On reaching Dublin you can spend the evening in the city center Templebar area even if my advice as a local is to avoid this area and choose quieter and less frequented pubs outside the city center.
Staying in Dublin:
- Luxury Rental Dublin Sir John Rogerson’s Quay
- Maldron Hotel Pearse Street
- Hilton Garden Inn Dublin Custom House
- Clayton Hotel Cardiff Lane
DAY 6: DUBLIN
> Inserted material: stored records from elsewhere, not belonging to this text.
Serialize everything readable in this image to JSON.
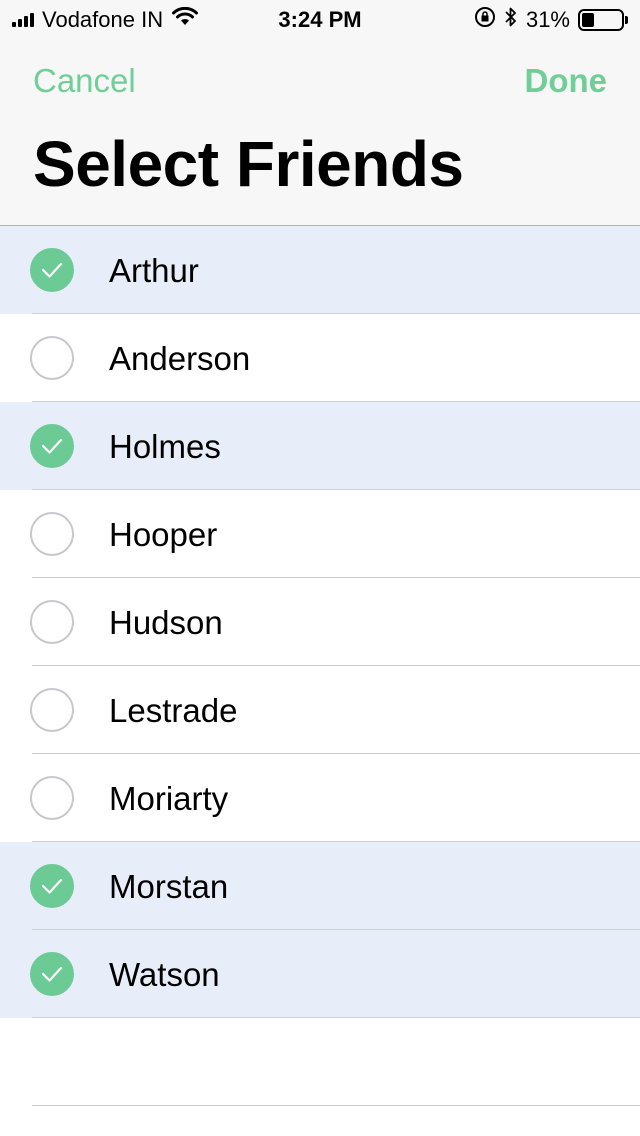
{
  "status_bar": {
    "carrier": "Vodafone IN",
    "time": "3:24 PM",
    "battery_percent": "31%",
    "battery_level": 0.31,
    "icons": [
      "signal-icon",
      "wifi-icon",
      "orientation-lock-icon",
      "bluetooth-icon",
      "battery-icon"
    ]
  },
  "nav": {
    "cancel_label": "Cancel",
    "done_label": "Done",
    "title": "Select Friends"
  },
  "colors": {
    "accent": "#6fcf97",
    "selected_row_bg": "#e8eef9",
    "check_fill": "#6cca95"
  },
  "friends": [
    {
      "name": "Arthur",
      "selected": true
    },
    {
      "name": "Anderson",
      "selected": false
    },
    {
      "name": "Holmes",
      "selected": true
    },
    {
      "name": "Hooper",
      "selected": false
    },
    {
      "name": "Hudson",
      "selected": false
    },
    {
      "name": "Lestrade",
      "selected": false
    },
    {
      "name": "Moriarty",
      "selected": false
    },
    {
      "name": "Morstan",
      "selected": true
    },
    {
      "name": "Watson",
      "selected": true
    }
  ]
}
On your last day in Dublin I recommend you start with a visit to O’Connell Street and the General Post Office (a beautiful and historic building) and then pass the time travelling a short way outside the center to visit Kilmainham Gaol, the former Dublin prison where many rebels were detained and killed in 1916: before visiting the prison my advice is to study a little Irish history in order to understand what happened because Kilmainham Gaol is so important. From Kilmainham Gaol it’s just a few minutes to Phoenix Park: you can relax on the grass, take a walk and if you have time you could also visit the zoo. Spend your last evening in Dublin in Smithfield in local pubs and typical restaurants.
DAY 7: DEPARTURE
Depending on your departure time you can choose what to do and if you leave in the afternoon you won’t have to rush. Weather permitting I recommend a walk to Poolbeg to the lighthouse, returning via Sandymount: a great way to end your week in Ireland.
ONE WEEK IN IRELAND: USEFUL ADVICE
Remember that Ireland has its own weather and you can encounter 4 seasons in just one day: it’s best to wear layers and waterproof shoes and take a scarf and waterproof jacket/coat all year round. In the West, it’s often windier than other parts.
Book your hotel as soon as possible, especially if you’re visiting Ireland for a week in high season: prices are high in Dublin, less so in low season for medium and high-level accommodation but demand is high all the same;
If you decide to visit Ireland and follow this itinerary using public transport, I recommend looking at the BusEireann website where you’ll find timetables and connections for every destination. Remember that it can be difficult getting to certain places only using public transport and that a car is the best means of transport for traveling around Ireland. Car hire in Ireland is a common practice and for this reason, it is good to organize on time, avoiding to find little choice and high prices. Find more information on car hire in Ireland by clicking here.
One week in Ireland: the map with the full itinerary
Your One Week itinerary in Ireland is ready: you just have to book your flight and start organizing your trip but if you’re looking for other useful information do not hesitate to contact us and
[All pics are copyright by Giuseppe Milo]